From the records below, pull each line that has "name".

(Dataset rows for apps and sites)
---+---
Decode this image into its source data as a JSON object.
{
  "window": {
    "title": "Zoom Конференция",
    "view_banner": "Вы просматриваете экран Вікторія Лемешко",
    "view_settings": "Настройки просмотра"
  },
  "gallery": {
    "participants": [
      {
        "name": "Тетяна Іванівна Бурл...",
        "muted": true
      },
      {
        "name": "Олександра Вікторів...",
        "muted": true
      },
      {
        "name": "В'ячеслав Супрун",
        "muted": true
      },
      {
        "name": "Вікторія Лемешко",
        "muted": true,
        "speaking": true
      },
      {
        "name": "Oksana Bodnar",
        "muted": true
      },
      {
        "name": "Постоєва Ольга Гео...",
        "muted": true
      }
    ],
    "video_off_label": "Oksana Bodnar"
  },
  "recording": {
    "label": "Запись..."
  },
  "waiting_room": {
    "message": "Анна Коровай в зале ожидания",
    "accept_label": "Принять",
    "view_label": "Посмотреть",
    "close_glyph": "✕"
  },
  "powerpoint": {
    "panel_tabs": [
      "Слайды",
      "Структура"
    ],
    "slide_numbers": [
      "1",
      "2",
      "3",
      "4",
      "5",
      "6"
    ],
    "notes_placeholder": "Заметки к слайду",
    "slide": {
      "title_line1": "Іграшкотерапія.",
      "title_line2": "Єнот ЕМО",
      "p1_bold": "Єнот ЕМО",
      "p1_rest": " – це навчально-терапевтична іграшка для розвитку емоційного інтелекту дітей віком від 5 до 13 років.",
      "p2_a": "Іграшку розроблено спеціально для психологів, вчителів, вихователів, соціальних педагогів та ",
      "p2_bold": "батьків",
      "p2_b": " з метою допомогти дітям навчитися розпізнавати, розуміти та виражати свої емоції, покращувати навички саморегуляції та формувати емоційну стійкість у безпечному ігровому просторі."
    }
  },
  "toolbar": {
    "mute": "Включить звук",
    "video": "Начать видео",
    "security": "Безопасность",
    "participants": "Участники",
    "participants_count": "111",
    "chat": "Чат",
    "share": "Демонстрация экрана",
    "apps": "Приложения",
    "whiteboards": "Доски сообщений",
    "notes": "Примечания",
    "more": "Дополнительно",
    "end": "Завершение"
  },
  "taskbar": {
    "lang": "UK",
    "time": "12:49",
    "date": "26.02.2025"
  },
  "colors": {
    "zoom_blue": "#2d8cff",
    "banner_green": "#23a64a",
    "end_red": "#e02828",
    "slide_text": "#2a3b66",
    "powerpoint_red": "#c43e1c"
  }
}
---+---
## Written solution
        "name": "Тетяна Іванівна Бурл...",
        "name": "Олександра Вікторів...",
        "name": "В'ячеслав Супрун",
        "name": "Вікторія Лемешко",
        "name": "Oksana Bodnar",
        "name": "Постоєва Ольга Гео...",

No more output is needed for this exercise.